### Material for this task

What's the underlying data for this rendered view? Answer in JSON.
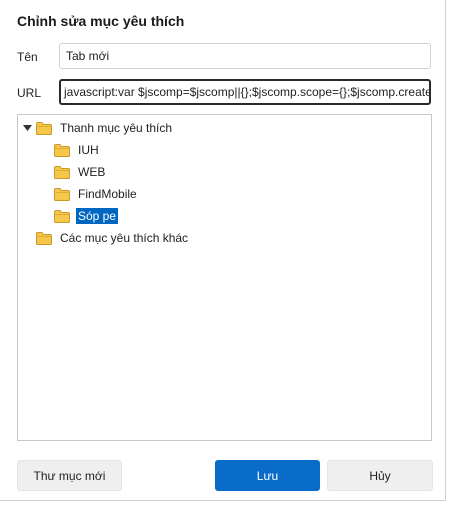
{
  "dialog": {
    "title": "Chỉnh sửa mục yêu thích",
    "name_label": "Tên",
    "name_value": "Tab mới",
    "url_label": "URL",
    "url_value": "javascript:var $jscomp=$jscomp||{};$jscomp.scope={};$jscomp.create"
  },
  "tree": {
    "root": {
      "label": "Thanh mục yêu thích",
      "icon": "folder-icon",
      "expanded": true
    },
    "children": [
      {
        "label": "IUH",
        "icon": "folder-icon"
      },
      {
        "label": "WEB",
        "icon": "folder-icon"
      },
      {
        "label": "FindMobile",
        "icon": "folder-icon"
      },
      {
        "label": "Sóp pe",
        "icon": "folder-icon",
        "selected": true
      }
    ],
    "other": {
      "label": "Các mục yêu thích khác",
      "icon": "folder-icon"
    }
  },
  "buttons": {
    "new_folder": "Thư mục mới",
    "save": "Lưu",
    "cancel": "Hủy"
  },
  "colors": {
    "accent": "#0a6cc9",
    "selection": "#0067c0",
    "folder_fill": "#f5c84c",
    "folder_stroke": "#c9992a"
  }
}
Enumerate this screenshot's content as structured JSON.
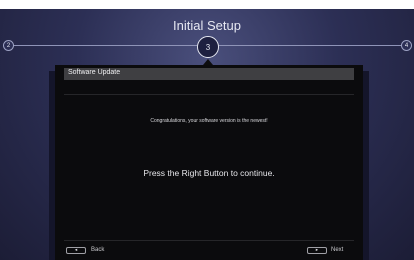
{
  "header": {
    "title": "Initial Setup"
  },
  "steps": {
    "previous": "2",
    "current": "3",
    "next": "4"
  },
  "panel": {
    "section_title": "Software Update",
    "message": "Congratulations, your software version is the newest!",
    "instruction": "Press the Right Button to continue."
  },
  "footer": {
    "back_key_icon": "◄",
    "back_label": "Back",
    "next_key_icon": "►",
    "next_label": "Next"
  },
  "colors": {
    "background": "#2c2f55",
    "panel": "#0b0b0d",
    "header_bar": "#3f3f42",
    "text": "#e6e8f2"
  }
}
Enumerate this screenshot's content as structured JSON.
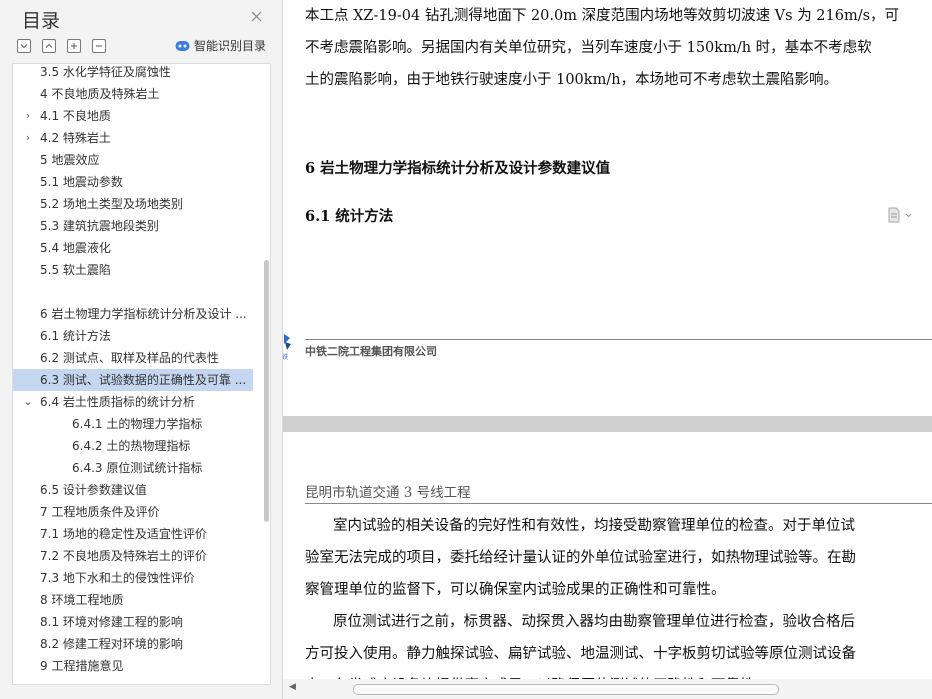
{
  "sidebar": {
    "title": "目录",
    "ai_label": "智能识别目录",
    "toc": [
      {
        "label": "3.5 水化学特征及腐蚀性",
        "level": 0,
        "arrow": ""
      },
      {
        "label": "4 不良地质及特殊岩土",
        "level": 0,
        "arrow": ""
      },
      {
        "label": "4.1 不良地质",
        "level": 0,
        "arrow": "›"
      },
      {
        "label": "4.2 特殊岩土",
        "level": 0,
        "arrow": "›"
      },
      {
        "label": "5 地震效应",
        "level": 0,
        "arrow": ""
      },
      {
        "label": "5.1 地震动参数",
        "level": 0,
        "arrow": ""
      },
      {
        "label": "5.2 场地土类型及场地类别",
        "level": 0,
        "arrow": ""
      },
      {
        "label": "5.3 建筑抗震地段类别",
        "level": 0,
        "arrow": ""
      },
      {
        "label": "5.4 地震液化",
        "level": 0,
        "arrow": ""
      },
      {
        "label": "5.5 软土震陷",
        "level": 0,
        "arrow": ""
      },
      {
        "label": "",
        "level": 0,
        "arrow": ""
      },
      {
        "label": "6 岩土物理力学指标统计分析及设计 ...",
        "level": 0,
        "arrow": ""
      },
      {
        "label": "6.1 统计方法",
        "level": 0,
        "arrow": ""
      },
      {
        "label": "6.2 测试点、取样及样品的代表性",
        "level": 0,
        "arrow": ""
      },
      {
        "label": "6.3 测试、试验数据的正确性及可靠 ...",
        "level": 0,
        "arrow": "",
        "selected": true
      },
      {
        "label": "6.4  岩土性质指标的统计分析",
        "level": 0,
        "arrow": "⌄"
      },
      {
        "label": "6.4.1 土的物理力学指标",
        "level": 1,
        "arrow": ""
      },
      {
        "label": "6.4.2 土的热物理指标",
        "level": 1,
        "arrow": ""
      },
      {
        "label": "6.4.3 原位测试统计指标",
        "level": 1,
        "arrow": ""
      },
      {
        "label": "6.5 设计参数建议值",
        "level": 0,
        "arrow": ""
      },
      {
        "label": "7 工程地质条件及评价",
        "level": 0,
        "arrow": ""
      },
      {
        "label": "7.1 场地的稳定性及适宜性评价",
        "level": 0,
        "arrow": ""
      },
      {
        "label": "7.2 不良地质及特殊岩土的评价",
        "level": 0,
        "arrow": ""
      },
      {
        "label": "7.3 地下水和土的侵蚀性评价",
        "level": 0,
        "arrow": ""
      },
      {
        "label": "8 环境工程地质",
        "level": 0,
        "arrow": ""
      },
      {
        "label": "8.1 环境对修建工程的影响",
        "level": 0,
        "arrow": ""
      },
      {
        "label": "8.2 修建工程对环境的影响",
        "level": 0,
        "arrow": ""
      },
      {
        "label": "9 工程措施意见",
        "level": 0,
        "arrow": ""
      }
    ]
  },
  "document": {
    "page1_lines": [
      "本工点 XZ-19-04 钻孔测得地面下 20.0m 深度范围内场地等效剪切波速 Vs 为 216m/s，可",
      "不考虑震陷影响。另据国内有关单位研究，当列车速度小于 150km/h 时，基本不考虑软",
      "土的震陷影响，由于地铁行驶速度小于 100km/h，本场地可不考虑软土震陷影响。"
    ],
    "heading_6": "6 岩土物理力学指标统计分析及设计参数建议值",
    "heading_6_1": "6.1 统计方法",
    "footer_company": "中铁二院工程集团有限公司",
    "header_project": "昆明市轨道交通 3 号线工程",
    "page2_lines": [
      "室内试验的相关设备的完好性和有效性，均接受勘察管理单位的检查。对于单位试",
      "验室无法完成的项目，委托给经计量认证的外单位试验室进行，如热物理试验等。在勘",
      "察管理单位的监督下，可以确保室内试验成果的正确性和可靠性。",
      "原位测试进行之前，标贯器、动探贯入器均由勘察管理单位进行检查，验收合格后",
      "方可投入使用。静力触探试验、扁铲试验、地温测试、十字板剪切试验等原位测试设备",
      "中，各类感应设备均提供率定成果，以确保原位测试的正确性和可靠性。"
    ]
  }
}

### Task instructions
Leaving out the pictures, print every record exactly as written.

### Reply to the task
What's the underlying data for this rendered view? Answer in JSON.
{
  "dialog": {
    "title": "Chỉnh sửa mục yêu thích",
    "name_label": "Tên",
    "name_value": "Tab mới",
    "url_label": "URL",
    "url_value": "javascript:var $jscomp=$jscomp||{};$jscomp.scope={};$jscomp.create"
  },
  "tree": {
    "root": {
      "label": "Thanh mục yêu thích",
      "icon": "folder-icon",
      "expanded": true
    },
    "children": [
      {
        "label": "IUH",
        "icon": "folder-icon"
      },
      {
        "label": "WEB",
        "icon": "folder-icon"
      },
      {
        "label": "FindMobile",
        "icon": "folder-icon"
      },
      {
        "label": "Sóp pe",
        "icon": "folder-icon",
        "selected": true
      }
    ],
    "other": {
      "label": "Các mục yêu thích khác",
      "icon": "folder-icon"
    }
  },
  "buttons": {
    "new_folder": "Thư mục mới",
    "save": "Lưu",
    "cancel": "Hủy"
  },
  "colors": {
    "accent": "#0a6cc9",
    "selection": "#0067c0",
    "folder_fill": "#f5c84c",
    "folder_stroke": "#c9992a"
  }
}
Enumerate this screenshot's content as structured JSON.
{
  "header": {
    "title": "Initial Setup"
  },
  "steps": {
    "previous": "2",
    "current": "3",
    "next": "4"
  },
  "panel": {
    "section_title": "Software Update",
    "message": "Congratulations, your software version is the newest!",
    "instruction": "Press the Right Button to continue."
  },
  "footer": {
    "back_key_icon": "◄",
    "back_label": "Back",
    "next_key_icon": "►",
    "next_label": "Next"
  },
  "colors": {
    "background": "#2c2f55",
    "panel": "#0b0b0d",
    "header_bar": "#3f3f42",
    "text": "#e6e8f2"
  }
}
Enumerate this screenshot's content as structured JSON.
{
  "sidebar": {
    "title": "目录",
    "ai_label": "智能识别目录",
    "toc": [
      {
        "label": "3.5 水化学特征及腐蚀性",
        "level": 0,
        "arrow": ""
      },
      {
        "label": "4 不良地质及特殊岩土",
        "level": 0,
        "arrow": ""
      },
      {
        "label": "4.1 不良地质",
        "level": 0,
        "arrow": "›"
      },
      {
        "label": "4.2 特殊岩土",
        "level": 0,
        "arrow": "›"
      },
      {
        "label": "5 地震效应",
        "level": 0,
        "arrow": ""
      },
      {
        "label": "5.1 地震动参数",
        "level": 0,
        "arrow": ""
      },
      {
        "label": "5.2 场地土类型及场地类别",
        "level": 0,
        "arrow": ""
      },
      {
        "label": "5.3 建筑抗震地段类别",
        "level": 0,
        "arrow": ""
      },
      {
        "label": "5.4 地震液化",
        "level": 0,
        "arrow": ""
      },
      {
        "label": "5.5 软土震陷",
        "level": 0,
        "arrow": ""
      },
      {
        "label": "",
        "level": 0,
        "arrow": ""
      },
      {
        "label": "6 岩土物理力学指标统计分析及设计 ...",
        "level": 0,
        "arrow": ""
      },
      {
        "label": "6.1 统计方法",
        "level": 0,
        "arrow": ""
      },
      {
        "label": "6.2 测试点、取样及样品的代表性",
        "level": 0,
        "arrow": ""
      },
      {
        "label": "6.3 测试、试验数据的正确性及可靠 ...",
        "level": 0,
        "arrow": "",
        "selected": true
      },
      {
        "label": "6.4  岩土性质指标的统计分析",
        "level": 0,
        "arrow": "⌄"
      },
      {
        "label": "6.4.1 土的物理力学指标",
        "level": 1,
        "arrow": ""
      },
      {
        "label": "6.4.2 土的热物理指标",
        "level": 1,
        "arrow": ""
      },
      {
        "label": "6.4.3 原位测试统计指标",
        "level": 1,
        "arrow": ""
      },
      {
        "label": "6.5 设计参数建议值",
        "level": 0,
        "arrow": ""
      },
      {
        "label": "7 工程地质条件及评价",
        "level": 0,
        "arrow": ""
      },
      {
        "label": "7.1 场地的稳定性及适宜性评价",
        "level": 0,
        "arrow": ""
      },
      {
        "label": "7.2 不良地质及特殊岩土的评价",
        "level": 0,
        "arrow": ""
      },
      {
        "label": "7.3 地下水和土的侵蚀性评价",
        "level": 0,
        "arrow": ""
      },
      {
        "label": "8 环境工程地质",
        "level": 0,
        "arrow": ""
      },
      {
        "label": "8.1 环境对修建工程的影响",
        "level": 0,
        "arrow": ""
      },
      {
        "label": "8.2 修建工程对环境的影响",
        "level": 0,
        "arrow": ""
      },
      {
        "label": "9 工程措施意见",
        "level": 0,
        "arrow": ""
      }
    ]
  },
  "document": {
    "page1_lines": [
      "本工点 XZ-19-04 钻孔测得地面下 20.0m 深度范围内场地等效剪切波速 Vs 为 216m/s，可",
      "不考虑震陷影响。另据国内有关单位研究，当列车速度小于 150km/h 时，基本不考虑软",
      "土的震陷影响，由于地铁行驶速度小于 100km/h，本场地可不考虑软土震陷影响。"
    ],
    "heading_6": "6 岩土物理力学指标统计分析及设计参数建议值",
    "heading_6_1": "6.1 统计方法",
    "footer_company": "中铁二院工程集团有限公司",
    "header_project": "昆明市轨道交通 3 号线工程",
    "page2_lines": [
      "室内试验的相关设备的完好性和有效性，均接受勘察管理单位的检查。对于单位试",
      "验室无法完成的项目，委托给经计量认证的外单位试验室进行，如热物理试验等。在勘",
      "察管理单位的监督下，可以确保室内试验成果的正确性和可靠性。",
      "原位测试进行之前，标贯器、动探贯入器均由勘察管理单位进行检查，验收合格后",
      "方可投入使用。静力触探试验、扁铲试验、地温测试、十字板剪切试验等原位测试设备",
      "中，各类感应设备均提供率定成果，以确保原位测试的正确性和可靠性。"
    ]
  }
}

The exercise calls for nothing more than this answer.